Graphing Exponential Functions: Standardized Exam
Graph the exponential function y = 2x

Trigonometric Ratios
Using trigonometric ratios to find missing side lengths in a right triangle is typically covered in a Geometry course, which most students take in their sophomore year. This topic is covered toward the end of Year 1 in IMP in the unit Shadows.

Using Trigonometric Ratios: IMP
Shredding Charlene is out surfing and catches the eye of her friend, Dave the Dude, who is standing at the top of a vertical cliff. The angle formed by Charlene’s line of sight and the horizontal measures 28°. Charlene is 50 meters out from the bottom of the cliff. Charlene and Dave are both 1.7 meters tall. They are both 16 years old. The surfboard is level with the base of the cliff. How high is the cliff?

Using Trigonometric Ratios: Standardized Exam
A right triangle has a hypotenuse with a length of 12 feet and an acute angle that measures 27°. What is the length of the leg opposite the 27° angle?

Related Resource

For more on Amy Biehl High School, please read “Small School, Big Influence: Amy Biehl High School Tells Its Story” in Horace Volume 21, Issue 4, Fall 2005,

Founded in 1999, Amy Biehl High School is located in downtown Albuquerque, New Mexico. A CES Mentor School, ABHS is a year-round school with 200 students in grades nine through twelve.

Jessica Fillmore has been teaching math for three years.
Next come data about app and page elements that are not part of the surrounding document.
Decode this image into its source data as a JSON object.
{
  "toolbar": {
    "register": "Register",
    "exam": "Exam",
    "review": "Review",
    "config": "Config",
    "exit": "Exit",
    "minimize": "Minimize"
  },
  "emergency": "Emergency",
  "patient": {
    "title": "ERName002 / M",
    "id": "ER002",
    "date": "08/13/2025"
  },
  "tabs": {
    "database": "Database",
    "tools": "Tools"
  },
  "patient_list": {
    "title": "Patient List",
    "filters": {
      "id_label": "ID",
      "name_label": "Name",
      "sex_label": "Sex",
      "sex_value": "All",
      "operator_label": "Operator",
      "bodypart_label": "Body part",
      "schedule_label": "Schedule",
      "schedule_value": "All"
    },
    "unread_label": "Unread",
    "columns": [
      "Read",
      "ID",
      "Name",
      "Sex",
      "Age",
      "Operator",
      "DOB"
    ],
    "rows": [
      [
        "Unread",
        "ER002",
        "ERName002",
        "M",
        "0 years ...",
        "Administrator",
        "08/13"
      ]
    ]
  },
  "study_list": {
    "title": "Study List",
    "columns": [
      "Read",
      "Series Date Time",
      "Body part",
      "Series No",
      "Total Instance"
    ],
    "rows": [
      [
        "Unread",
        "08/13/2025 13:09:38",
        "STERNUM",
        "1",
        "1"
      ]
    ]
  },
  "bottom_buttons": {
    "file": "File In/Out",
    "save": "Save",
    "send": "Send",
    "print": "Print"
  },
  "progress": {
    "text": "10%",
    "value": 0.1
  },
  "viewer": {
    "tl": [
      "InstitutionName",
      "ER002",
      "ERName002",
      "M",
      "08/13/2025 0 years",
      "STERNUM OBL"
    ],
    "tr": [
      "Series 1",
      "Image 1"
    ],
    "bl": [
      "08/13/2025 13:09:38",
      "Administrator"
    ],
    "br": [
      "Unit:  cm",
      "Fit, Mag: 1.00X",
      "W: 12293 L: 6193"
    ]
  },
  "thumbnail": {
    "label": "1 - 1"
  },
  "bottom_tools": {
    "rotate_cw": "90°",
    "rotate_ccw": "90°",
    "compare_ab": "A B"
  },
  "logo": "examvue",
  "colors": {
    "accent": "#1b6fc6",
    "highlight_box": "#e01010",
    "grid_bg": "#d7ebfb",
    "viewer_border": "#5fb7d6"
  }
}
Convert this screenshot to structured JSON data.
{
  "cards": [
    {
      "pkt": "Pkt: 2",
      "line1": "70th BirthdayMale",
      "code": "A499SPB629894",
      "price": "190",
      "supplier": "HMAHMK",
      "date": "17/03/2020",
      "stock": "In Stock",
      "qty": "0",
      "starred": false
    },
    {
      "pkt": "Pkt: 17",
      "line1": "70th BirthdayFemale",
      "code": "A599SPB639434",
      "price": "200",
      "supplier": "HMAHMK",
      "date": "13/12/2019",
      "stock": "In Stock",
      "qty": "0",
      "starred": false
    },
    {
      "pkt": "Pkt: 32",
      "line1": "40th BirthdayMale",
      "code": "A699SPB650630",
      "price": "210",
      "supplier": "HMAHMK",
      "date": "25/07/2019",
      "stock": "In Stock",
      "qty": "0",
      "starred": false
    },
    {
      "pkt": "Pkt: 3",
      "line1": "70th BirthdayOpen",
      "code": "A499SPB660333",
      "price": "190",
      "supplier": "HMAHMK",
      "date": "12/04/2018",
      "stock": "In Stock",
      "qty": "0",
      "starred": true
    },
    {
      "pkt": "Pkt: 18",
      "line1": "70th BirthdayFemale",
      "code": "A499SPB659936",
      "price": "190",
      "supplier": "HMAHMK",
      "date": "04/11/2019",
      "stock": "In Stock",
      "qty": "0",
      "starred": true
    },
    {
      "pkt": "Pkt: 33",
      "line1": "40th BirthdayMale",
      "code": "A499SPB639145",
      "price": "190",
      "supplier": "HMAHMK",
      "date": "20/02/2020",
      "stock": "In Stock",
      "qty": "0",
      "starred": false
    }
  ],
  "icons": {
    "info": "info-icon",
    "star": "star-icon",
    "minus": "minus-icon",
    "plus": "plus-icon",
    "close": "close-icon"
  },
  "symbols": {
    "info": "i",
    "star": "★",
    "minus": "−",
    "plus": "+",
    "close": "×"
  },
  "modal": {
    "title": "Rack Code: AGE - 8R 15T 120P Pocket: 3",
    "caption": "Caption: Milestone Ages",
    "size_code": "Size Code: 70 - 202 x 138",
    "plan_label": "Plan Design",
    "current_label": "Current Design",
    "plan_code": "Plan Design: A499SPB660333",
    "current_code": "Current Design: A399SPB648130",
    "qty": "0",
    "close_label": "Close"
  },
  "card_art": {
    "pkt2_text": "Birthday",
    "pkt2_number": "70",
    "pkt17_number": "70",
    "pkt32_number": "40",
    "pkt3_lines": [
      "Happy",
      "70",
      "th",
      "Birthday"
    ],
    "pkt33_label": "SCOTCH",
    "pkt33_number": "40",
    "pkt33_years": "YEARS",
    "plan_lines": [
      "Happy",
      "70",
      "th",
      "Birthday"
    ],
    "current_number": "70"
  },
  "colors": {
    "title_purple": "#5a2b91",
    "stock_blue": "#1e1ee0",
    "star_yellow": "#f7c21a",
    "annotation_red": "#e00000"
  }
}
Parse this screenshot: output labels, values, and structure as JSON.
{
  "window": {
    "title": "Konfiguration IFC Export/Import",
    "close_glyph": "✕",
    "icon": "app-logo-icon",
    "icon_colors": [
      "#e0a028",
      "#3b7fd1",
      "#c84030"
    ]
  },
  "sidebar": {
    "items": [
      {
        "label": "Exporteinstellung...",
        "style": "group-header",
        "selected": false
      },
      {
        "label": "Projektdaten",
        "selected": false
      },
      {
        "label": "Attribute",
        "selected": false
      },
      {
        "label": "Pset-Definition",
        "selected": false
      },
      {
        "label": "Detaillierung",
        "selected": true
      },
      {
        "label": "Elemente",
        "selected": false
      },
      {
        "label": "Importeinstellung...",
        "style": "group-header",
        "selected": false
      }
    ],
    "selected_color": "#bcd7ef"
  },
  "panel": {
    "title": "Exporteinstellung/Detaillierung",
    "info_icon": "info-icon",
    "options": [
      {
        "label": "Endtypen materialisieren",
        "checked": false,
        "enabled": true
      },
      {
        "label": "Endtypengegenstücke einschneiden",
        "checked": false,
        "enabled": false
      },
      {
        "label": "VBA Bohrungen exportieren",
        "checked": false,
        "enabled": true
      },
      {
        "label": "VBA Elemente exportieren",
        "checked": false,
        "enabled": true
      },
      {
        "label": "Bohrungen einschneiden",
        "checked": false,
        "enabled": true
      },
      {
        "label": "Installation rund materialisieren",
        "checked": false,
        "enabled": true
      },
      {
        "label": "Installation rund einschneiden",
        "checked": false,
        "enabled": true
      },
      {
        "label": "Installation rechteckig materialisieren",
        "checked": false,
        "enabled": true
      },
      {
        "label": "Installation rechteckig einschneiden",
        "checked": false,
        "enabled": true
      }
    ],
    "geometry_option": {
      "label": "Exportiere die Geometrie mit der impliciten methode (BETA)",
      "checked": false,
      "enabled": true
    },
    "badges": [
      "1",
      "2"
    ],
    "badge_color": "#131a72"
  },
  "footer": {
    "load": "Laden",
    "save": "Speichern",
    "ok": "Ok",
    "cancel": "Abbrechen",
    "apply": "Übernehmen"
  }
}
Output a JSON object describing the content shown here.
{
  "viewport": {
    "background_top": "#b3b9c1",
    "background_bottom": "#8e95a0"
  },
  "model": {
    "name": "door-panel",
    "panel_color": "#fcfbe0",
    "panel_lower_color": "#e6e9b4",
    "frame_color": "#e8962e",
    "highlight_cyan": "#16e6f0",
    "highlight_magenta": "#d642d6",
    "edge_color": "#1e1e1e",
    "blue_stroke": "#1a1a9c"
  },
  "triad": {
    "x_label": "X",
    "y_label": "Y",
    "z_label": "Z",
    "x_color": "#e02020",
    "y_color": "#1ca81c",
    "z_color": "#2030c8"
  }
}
She has been teaching the Interactive Mathematics Program at Amy Biehl High School for the past two years.